A list of the 2017 festival’s highlights would have to include a visit from the sublime Swedish pianist Bobo Stenson, in empathetic cahoots with saxophonist Lennart Åberg (in the 12th century abbey, the Klosterkyrkan), and the poetic power trio of Norwegian youngsters Marius Neset on saxophones and Morten Lund on drums with veteran bassist Lars Danielsson, all riding high on the cachet of their impressive ACT album, Sun Blowing. Danish pianist Carsten Dahl—with the Carsten Dahl Experience—also grabbed the ears and other senses with a mix of inside and outside sensibilities (so far, “outside” jazz has amounted to a style non-grata in this festival; maybe they’ll open up to that down the road).
Big band culture, which has a solid standing in Sweden, has played a role in the festival’s agenda from the beginning. Over at the abbey, a solo piano series featured Bugge Wesseltoft, Iiro Rantala and the coolly commanding Dutch vet Louis van Dijk. Meanwhile, the Ystads Teater played host to the large ensemble energies of the great Scottish National Jazz Orchestra (led by dazzling tenor saxophonist Tommy Smith), with charismatic vocalist Eddi Reader waxing poetic and bawdy to the tune of Scottish bard Robert Burns’ songs of olde, and some fascinating fresh ideas from the Ann-Sofi Soderqvist Jazz Orchestra.
From a more unconventional angle, the enterprising and increasingly impressive German/Swiss saxophonist Nicole Johaenntgen made her third appearance here, this time with her group SOFIA II—an all-female band which only met and cohered a day before its intriguing, multicultural performance at the famous spa known as the Saltsjöbad.
Speaking of dreaming, my favorite item on the festival’s smorgasbord was also its potent finale—the quietly enthralling project known as Still Dreaming. Though ostensibly led by Joshua Redman, whose name naturally lands on the marquee, what makes this band special is its democratic distribution of voices—luminous bassist Scott Colley, subtlety-is-king drummer extraordinaire Brian Blade and supremely tasteful cornetist Ron Miles.
As Redman explained, Still Dreaming is a “tribute band to a tribute band,” with the primary source of affection being Old and New Dreams, itself a tribute band to Ornette’ Coleman’s Dreams ensemble.

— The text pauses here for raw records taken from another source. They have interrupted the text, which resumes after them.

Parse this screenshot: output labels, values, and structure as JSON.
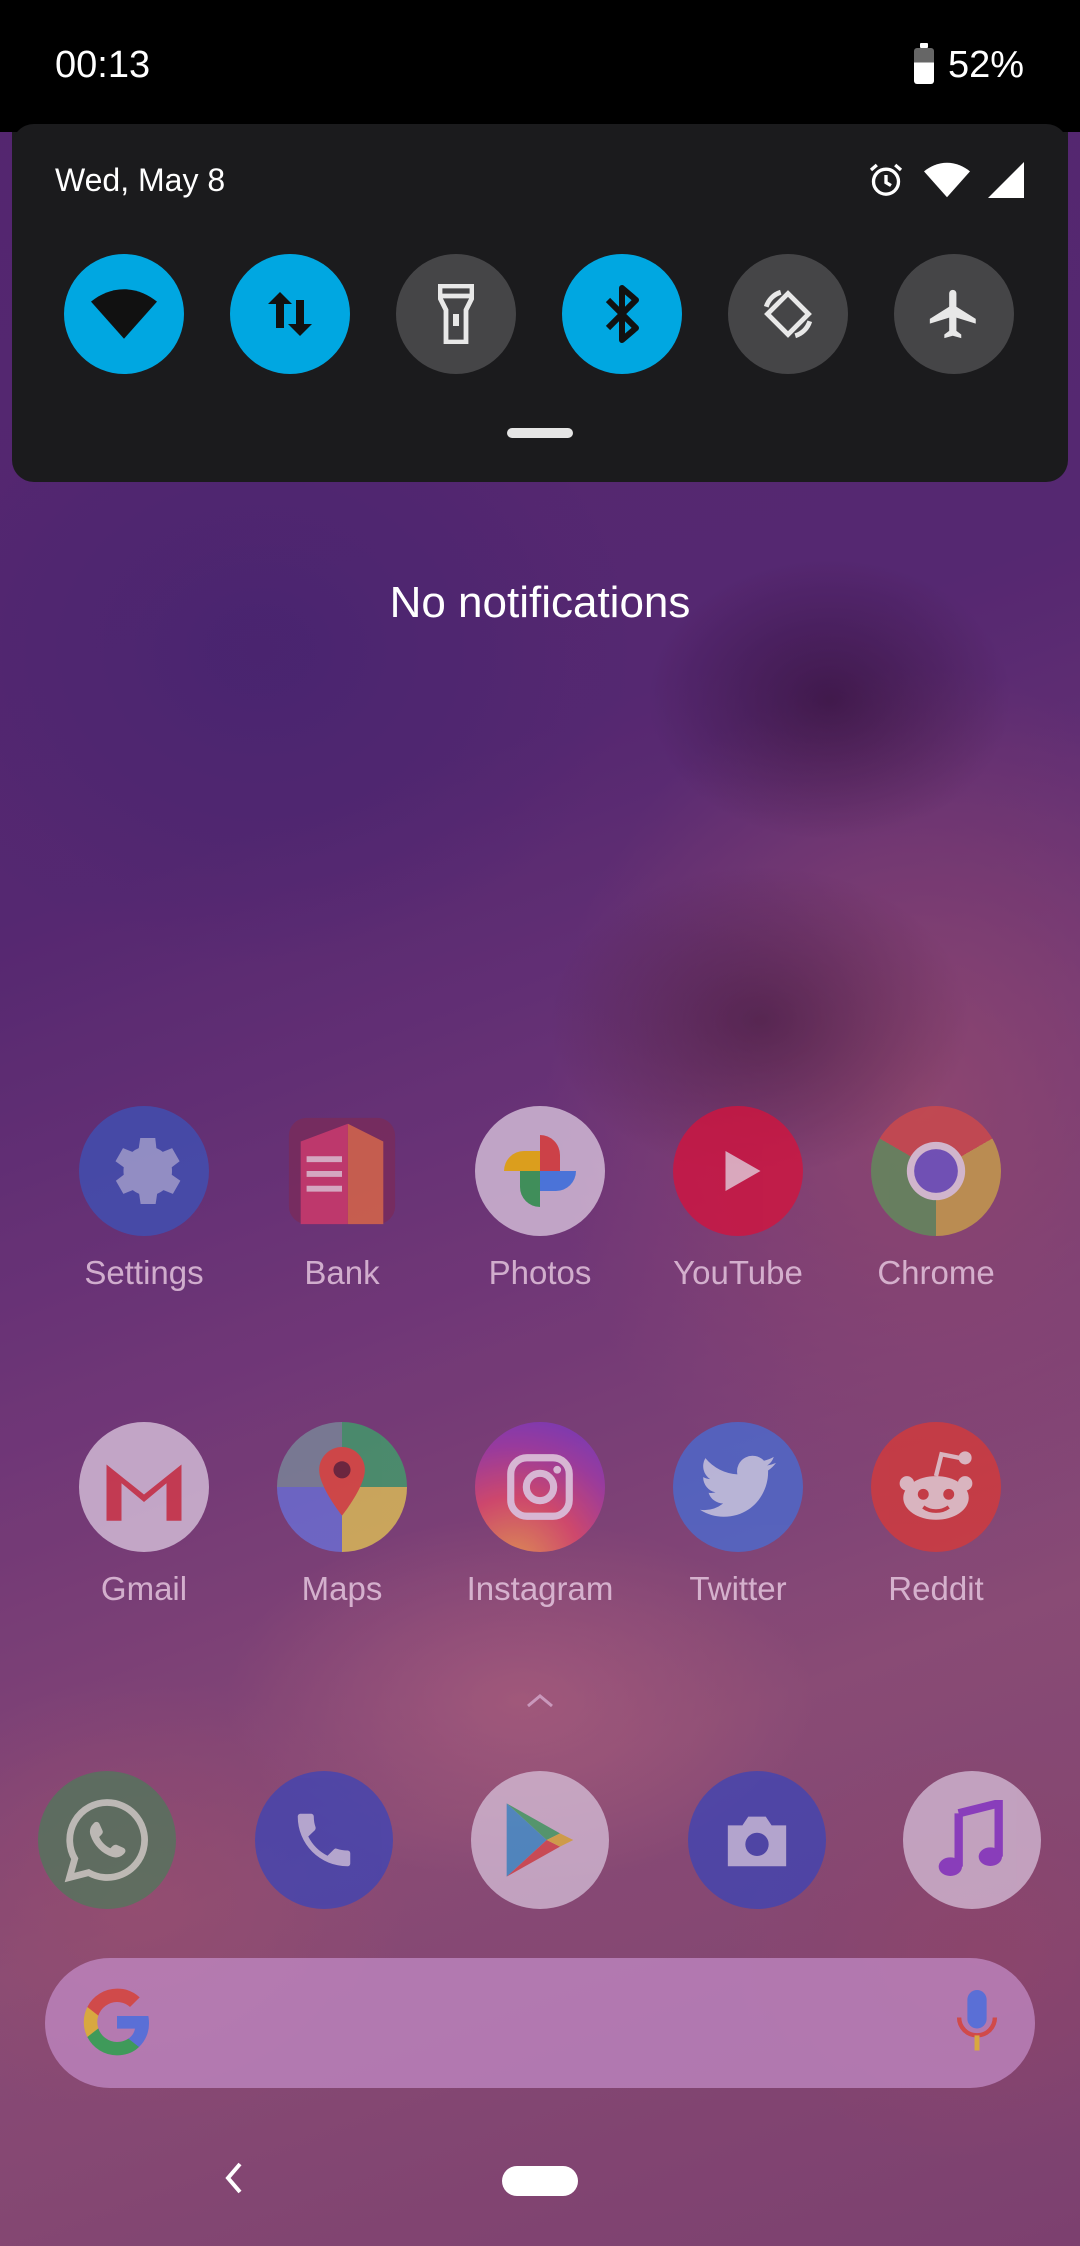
{
  "status_bar": {
    "time": "00:13",
    "battery": "52%"
  },
  "quick_settings": {
    "date": "Wed, May 8",
    "tiles": [
      {
        "name": "Wi-Fi",
        "icon": "wifi-icon",
        "state": "on"
      },
      {
        "name": "Mobile data",
        "icon": "data-arrows-icon",
        "state": "on"
      },
      {
        "name": "Flashlight",
        "icon": "flashlight-icon",
        "state": "off"
      },
      {
        "name": "Bluetooth",
        "icon": "bluetooth-icon",
        "state": "on"
      },
      {
        "name": "Auto-rotate",
        "icon": "rotate-icon",
        "state": "off"
      },
      {
        "name": "Airplane mode",
        "icon": "airplane-icon",
        "state": "off"
      }
    ],
    "accent_color": "#00a7e1"
  },
  "notifications": {
    "empty_text": "No notifications"
  },
  "home": {
    "row1": [
      "Settings",
      "Bank",
      "Photos",
      "YouTube",
      "Chrome"
    ],
    "row2": [
      "Gmail",
      "Maps",
      "Instagram",
      "Twitter",
      "Reddit"
    ],
    "dock": [
      "WhatsApp",
      "Phone",
      "Play Store",
      "Camera",
      "Music"
    ]
  }
}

Old and New Dreams featured a quartet of Ornette alums—Joshua’s father Dewey Redman on saxophone, Charlie Haden (an important mentor for Colley) on bass, Don Cherry on cornet and Ed Blackwell (clearly one of the touchpoints in Blade’s masterful, ever-malleable sense of how jazz drumming works) on drums.
For this occasion, Redman was the mightiest of blowers, unleashing tour de force solos, while Miles and the others kept cooler heads about them. The material spanned the new and “old” dream works. They kicked off with Joshua Redman’s “The Rest” and later visited Colley’s “Aspirations” from the current confabulation, and, from the Old and New Dreams roster (all belated), Cherry’s “Mopti,” Dewey Redman’s “Dewey’s Tune” and the hauntingly meditative Haden song “Silence,” which served as a kind of beauteous benediction at set’s end.
From the source of sources, they genuflected in the direction of Coleman himself, with his “Open And Close” and an elastically ecstatic take on the classic Coleman tune “Turnaround” as an encore. In the end, “Turnaround”—with Coleman’s signature, slyly tweaked “turnaround” chords leading inexorably back to the tonic—offered up an ideal conclusion to the concert, and to the festival, one in which the implicit turnaround changes are signaling a bright future to come. DB